“Edwin knows the job at hand and for that reason will split the roles.

“He will reshape the party for the future whilst putting in place a good team to work with him and the other parties in a five-party Executive, ensuring that people of Northern Ireland get the Government they need.”

Northern Ireland unionists have tough choices to make as democracy is threatened

Speaking after his victory on Friday, Poots said it was “an immense honor and pleasure” to be in the position and not one that he expected to be in a few weeks ago.

“However, things can change quite radically,” Poots said.

After thanking “almighty God,” his family, and his election team, Poots said: “I’m looking forward to a positive relationship right across Northern Ireland with my party colleagues and, indeed, people from other parties.

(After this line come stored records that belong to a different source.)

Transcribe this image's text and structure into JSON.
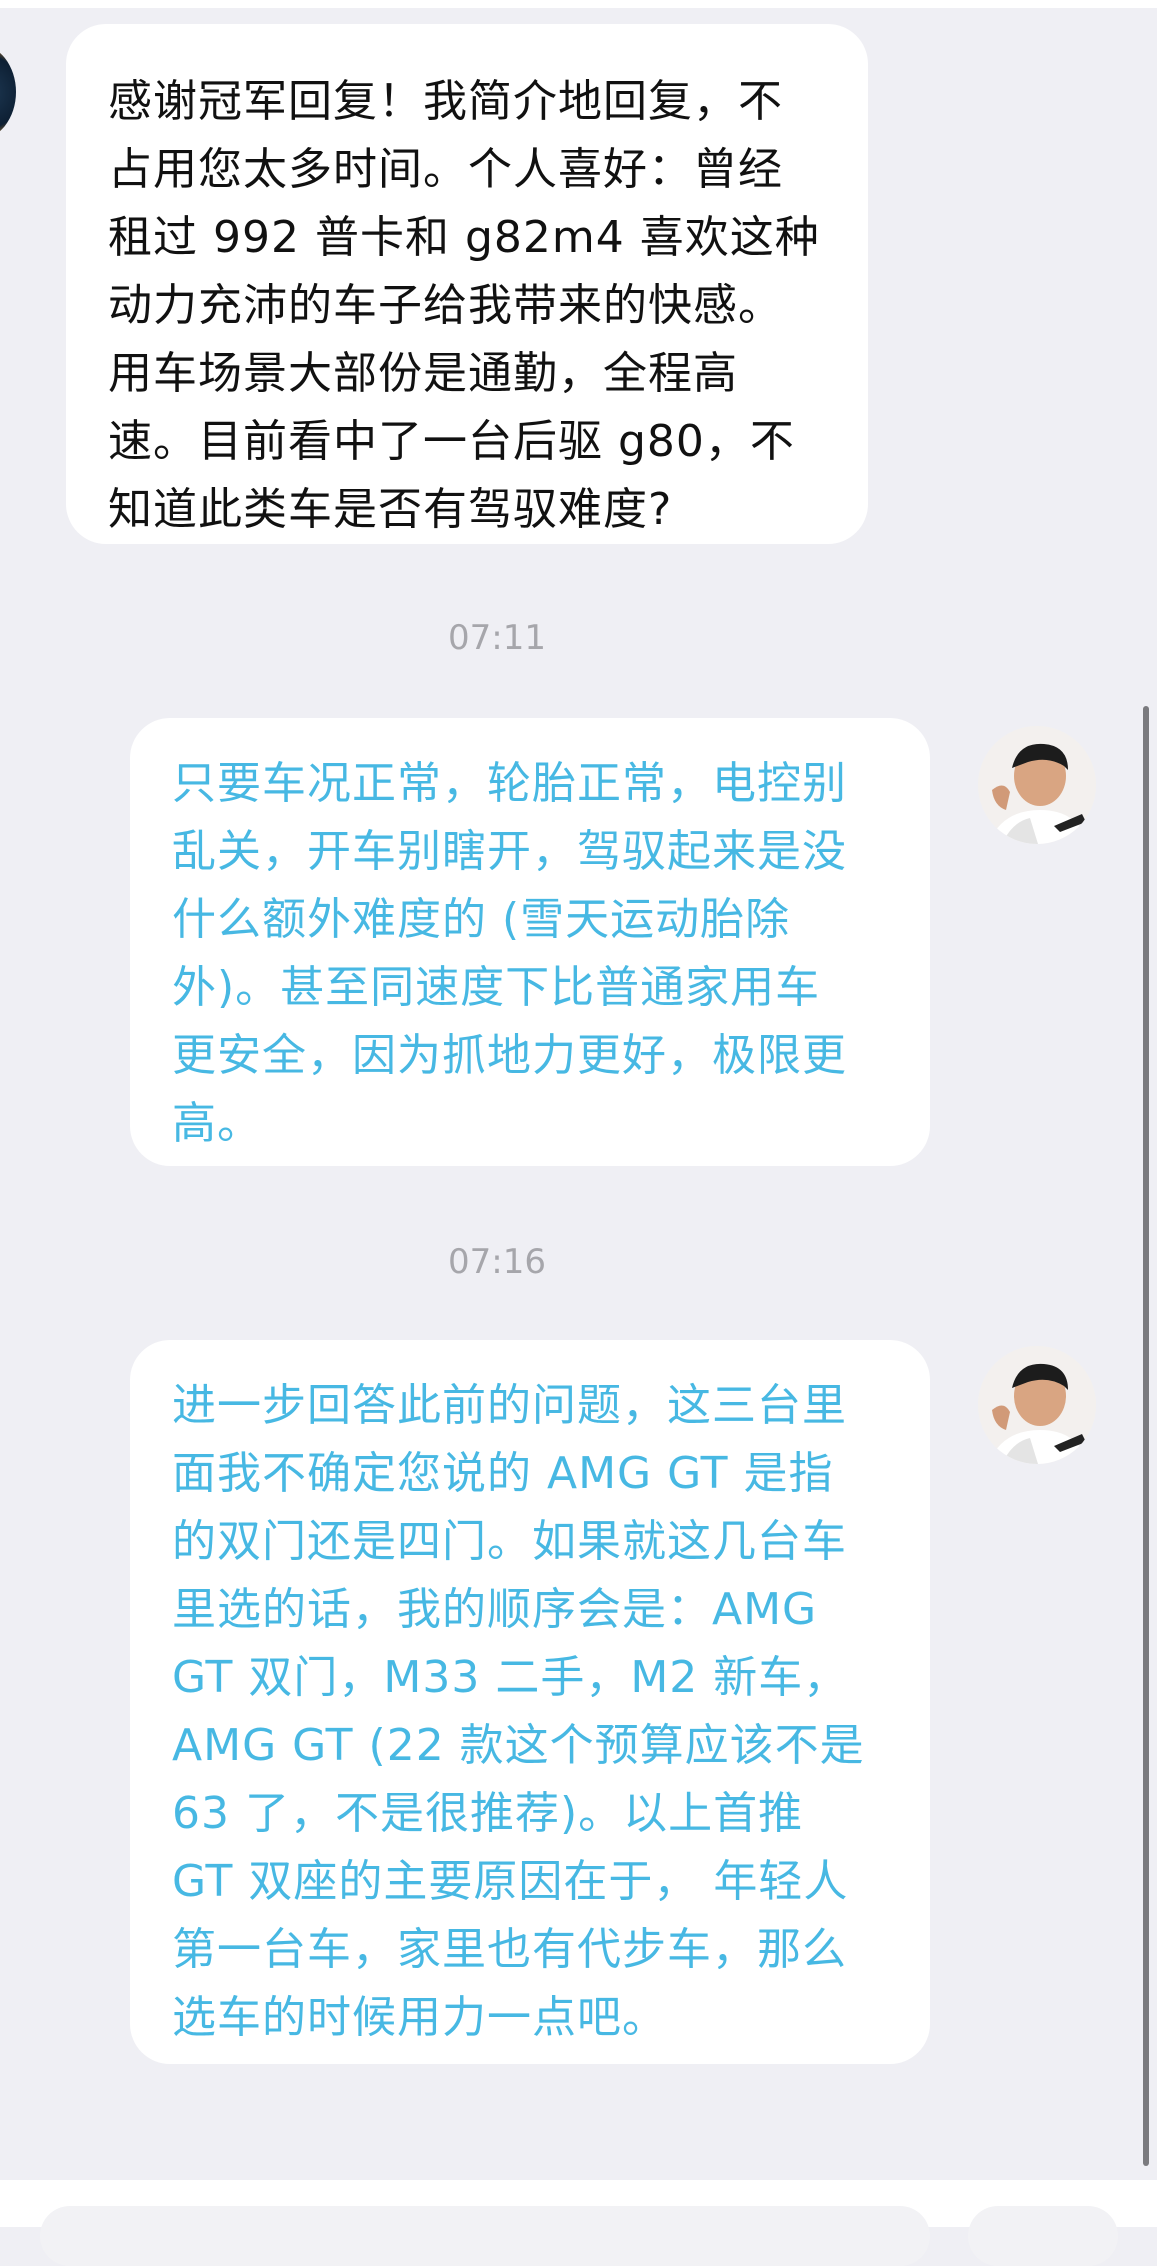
{
  "messages": [
    {
      "sender": "self",
      "text": "感谢冠军回复！我简介地回复，不\n占用您太多时间。个人喜好：曾经\n租过 992 普卡和 g82m4 喜欢这种\n动力充沛的车子给我带来的快感。\n用车场景大部份是通勤，全程高\n速。目前看中了一台后驱 g80，不\n知道此类车是否有驾驭难度?"
    },
    {
      "sender": "other",
      "timestamp": "07:11",
      "text": "只要车况正常，轮胎正常，电控别\n乱关，开车别瞎开，驾驭起来是没\n什么额外难度的 (雪天运动胎除\n外)。甚至同速度下比普通家用车\n更安全，因为抓地力更好，极限更\n高。"
    },
    {
      "sender": "other",
      "timestamp": "07:16",
      "text": "进一步回答此前的问题，这三台里\n面我不确定您说的 AMG GT 是指\n的双门还是四门。如果就这几台车\n里选的话，我的顺序会是：AMG\nGT 双门，M33 二手，M2 新车，\nAMG GT (22 款这个预算应该不是\n 63 了，不是很推荐)。以上首推\n GT 双座的主要原因在于， 年轻人\n第一台车，家里也有代步车，那么\n选车的时候用力一点吧。"
    }
  ],
  "colors": {
    "background": "#efeff4",
    "bubble": "#ffffff",
    "self_text": "#111111",
    "reply_text": "#47b8e3",
    "timestamp": "#a6a6ab"
  }
}
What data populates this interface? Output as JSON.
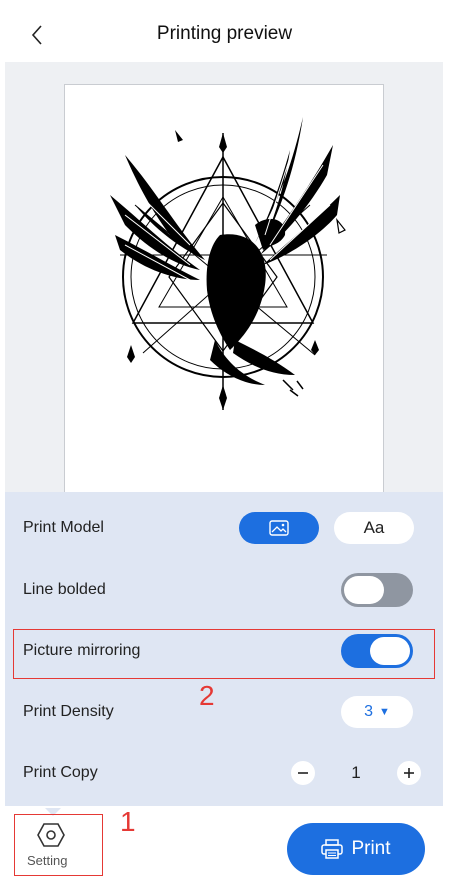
{
  "header": {
    "title": "Printing preview"
  },
  "settings": {
    "print_model": {
      "label": "Print Model",
      "text_option": "Aa",
      "selected": "image"
    },
    "line_bolded": {
      "label": "Line bolded",
      "on": false
    },
    "picture_mirroring": {
      "label": "Picture mirroring",
      "on": true
    },
    "print_density": {
      "label": "Print Density",
      "value": "3"
    },
    "print_copy": {
      "label": "Print Copy",
      "value": "1"
    }
  },
  "footer": {
    "setting_label": "Setting",
    "print_label": "Print"
  },
  "annotations": {
    "marker_1": "1",
    "marker_2": "2"
  },
  "colors": {
    "accent": "#1d6fe0",
    "panel": "#dfe6f3",
    "annotation": "#e53935"
  }
}
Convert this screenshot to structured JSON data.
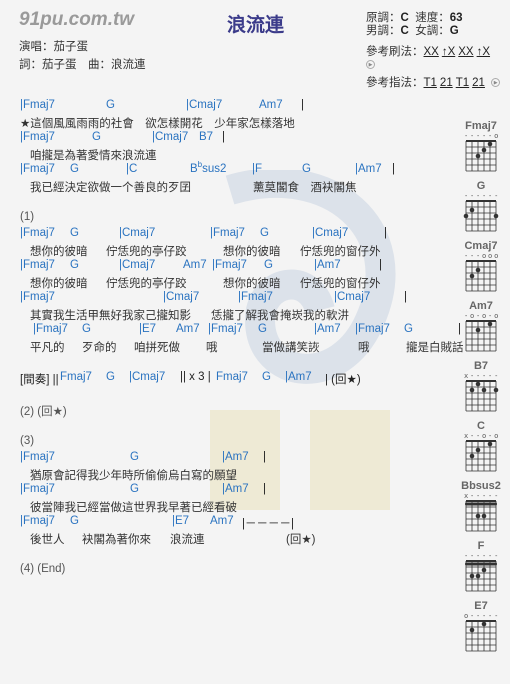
{
  "site": "91pu.com.tw",
  "song": {
    "title": "浪流連",
    "singer_label": "演唱：茄子蛋",
    "credits": "詞：茄子蛋　曲：浪流連"
  },
  "info": {
    "orig_key_label": "原調：",
    "orig_key": "C",
    "tempo_label": "速度：",
    "tempo": "63",
    "male_label": "男調：",
    "male_key": "C",
    "female_label": "女調：",
    "female_key": "G",
    "strum_label": "參考刷法：",
    "strum": [
      "XX",
      "↑X",
      "XX",
      "↑X"
    ],
    "pick_label": "參考指法：",
    "pick": [
      "T1",
      "21",
      "T1",
      "21"
    ]
  },
  "lines": {
    "l1": [
      "|Fmaj7",
      "G",
      "|Cmaj7",
      "Am7",
      "|"
    ],
    "y1": "★這個風風雨雨的社會　欲怎樣開花　少年家怎樣落地",
    "l2": [
      "|Fmaj7",
      "G",
      "|Cmaj7",
      "B7",
      "|"
    ],
    "y2": "咱攏是為著愛情來浪流連",
    "l3": [
      "|Fmaj7",
      "G",
      "|C",
      "B",
      "b",
      "sus2",
      "|F",
      "G",
      "|Am7",
      "|"
    ],
    "y3": [
      "我已經決定欲做一个善良的歹囝",
      "薰莫閣食　酒袂閣焦"
    ],
    "s1": "(1)",
    "l4": [
      "|Fmaj7",
      "G",
      "|Cmaj7",
      "|Fmaj7",
      "G",
      "|Cmaj7",
      "|"
    ],
    "y4": [
      "想你的彼暗",
      "佇恁兜的亭仔跤",
      "想你的彼暗",
      "佇恁兜的窗仔外"
    ],
    "l5": [
      "|Fmaj7",
      "G",
      "|Cmaj7",
      "Am7",
      "|Fmaj7",
      "G",
      "|Am7",
      "|"
    ],
    "y5": [
      "想你的彼暗",
      "佇恁兜的亭仔跤",
      "想你的彼暗",
      "佇恁兜的窗仔外"
    ],
    "l6": [
      "|Fmaj7",
      "|Cmaj7",
      "|Fmaj7",
      "|Cmaj7",
      "|"
    ],
    "y6": [
      "其實我生活甲無好我家己攏知影",
      "恁攏了解我會掩崁我的軟汫"
    ],
    "l7": [
      "|Fmaj7",
      "G",
      "|E7",
      "Am7",
      "|Fmaj7",
      "G",
      "|Am7",
      "|Fmaj7",
      "G",
      "|"
    ],
    "y7": [
      "平凡的",
      "歹命的",
      "咱拼死做",
      "哦",
      "當做講笑詼",
      "哦",
      "攏是白賊話"
    ],
    "inter": [
      "[間奏] ||",
      "Fmaj7",
      "G",
      "|Cmaj7",
      "|| x 3  |",
      "Fmaj7",
      "G",
      "|Am7",
      "|  (回★)"
    ],
    "s2": "(2) (回★)",
    "s3": "(3)",
    "l8": [
      "|Fmaj7",
      "G",
      "|Am7",
      "|"
    ],
    "y8": "猶原會記得我少年時所偷偷烏白寫的願望",
    "l9": [
      "|Fmaj7",
      "G",
      "|Am7",
      "|"
    ],
    "y9": "彼當陣我已經當做這世界我早著已經看破",
    "l10": [
      "|Fmaj7",
      "G",
      "|E7",
      "Am7",
      "|－－－－|"
    ],
    "y10": [
      "後世人",
      "袂閣為著你來",
      "浪流連",
      "(回★)"
    ],
    "s4": "(4) (End)"
  },
  "chords": [
    {
      "name": "Fmaj7",
      "marks": "-----o",
      "barre": 0,
      "dots": [
        [
          5,
          1
        ],
        [
          4,
          2
        ],
        [
          3,
          3
        ]
      ]
    },
    {
      "name": "G",
      "marks": "------",
      "barre": 0,
      "dots": [
        [
          2,
          2
        ],
        [
          1,
          3
        ],
        [
          6,
          3
        ]
      ]
    },
    {
      "name": "Cmaj7",
      "marks": "---ooo",
      "barre": 0,
      "dots": [
        [
          3,
          2
        ],
        [
          2,
          3
        ]
      ]
    },
    {
      "name": "Am7",
      "marks": "-o-o-o",
      "barre": 0,
      "dots": [
        [
          5,
          1
        ],
        [
          3,
          2
        ]
      ]
    },
    {
      "name": "B7",
      "marks": "x-----",
      "barre": 0,
      "dots": [
        [
          3,
          1
        ],
        [
          2,
          2
        ],
        [
          4,
          2
        ],
        [
          6,
          2
        ]
      ]
    },
    {
      "name": "C",
      "marks": "x--o-o",
      "barre": 0,
      "dots": [
        [
          5,
          1
        ],
        [
          3,
          2
        ],
        [
          2,
          3
        ]
      ]
    },
    {
      "name": "Bbsus2",
      "marks": "x-----",
      "barre": 1,
      "dots": [
        [
          3,
          3
        ],
        [
          4,
          3
        ]
      ]
    },
    {
      "name": "F",
      "marks": "------",
      "barre": 1,
      "dots": [
        [
          4,
          2
        ],
        [
          2,
          3
        ],
        [
          3,
          3
        ]
      ]
    },
    {
      "name": "E7",
      "marks": "o-----",
      "barre": 0,
      "dots": [
        [
          2,
          2
        ],
        [
          4,
          1
        ]
      ]
    }
  ]
}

“I think that the opportunities for Northern Ireland are great, the opportunities for us to make Northern Ireland a great place after this hundred years has passed and we move into a new hundred years are immense.

“We have had great people in Northern Ireland over those years, but the greatest thing in Northern Ireland is the resilience of all of its people.

“From its outset, it’s had its trials. In the 1920s, there was civil war. In the 1930s, we had a depression. In the 1940s, there was a war. In the 1950s, there was another insurrection by the IRA. That started again in the late 60s and worked its way through to 1994.

“Throughout all of that, our people have shown remarkable resilience. And it’s that resilience that we are going to go forward and make Northern Ireland a great place.

“My father was a founder member of the DUP some 50 years ago and I joined it after the death of the Reverend Robin Bradford MP in 1981. Throughout all of that period, this party has been the authentic voice of unionism and will continue to be the authentic voice of unionism under my leadership.”

Poots said the “opportunities are great” in Northern Ireland, and made special mention of improving educational opportunities for young people as well as the health service.

“There’s much to do, there’s much to be done, and I stand here today very proud to be taking up the mantle as the leader of the Democratic Unionist Party and that brings with it a responsibility to all of unionism.

“I want to say this very clearly: I will be a leader in unionism who will be reaching out to other leaders in unionism. I want to see unionism working together.

“The Northern Ireland Protocol has proven to be a massive challenge for us. And if we are to fight this to ensure that everybody in Northern Ireland is not worse off as a consequence of the Protocol, then it’s for us to do that together.

“And I want to ensure that that is the case, that we don’t have the unionist bickering that we have had in the past, and I will encourage all unionists to work with me to deliver an end which ensures we set the foundations in this 2021 for another hundred years of Northern Ireland in the United Kingdom.”

Later, after being declared the winner, Poots shared this video on his Twitter in which he said “I’m convinced that Northern Ireland’s best days lie ahead, safe and secure in a union that works for all its people.”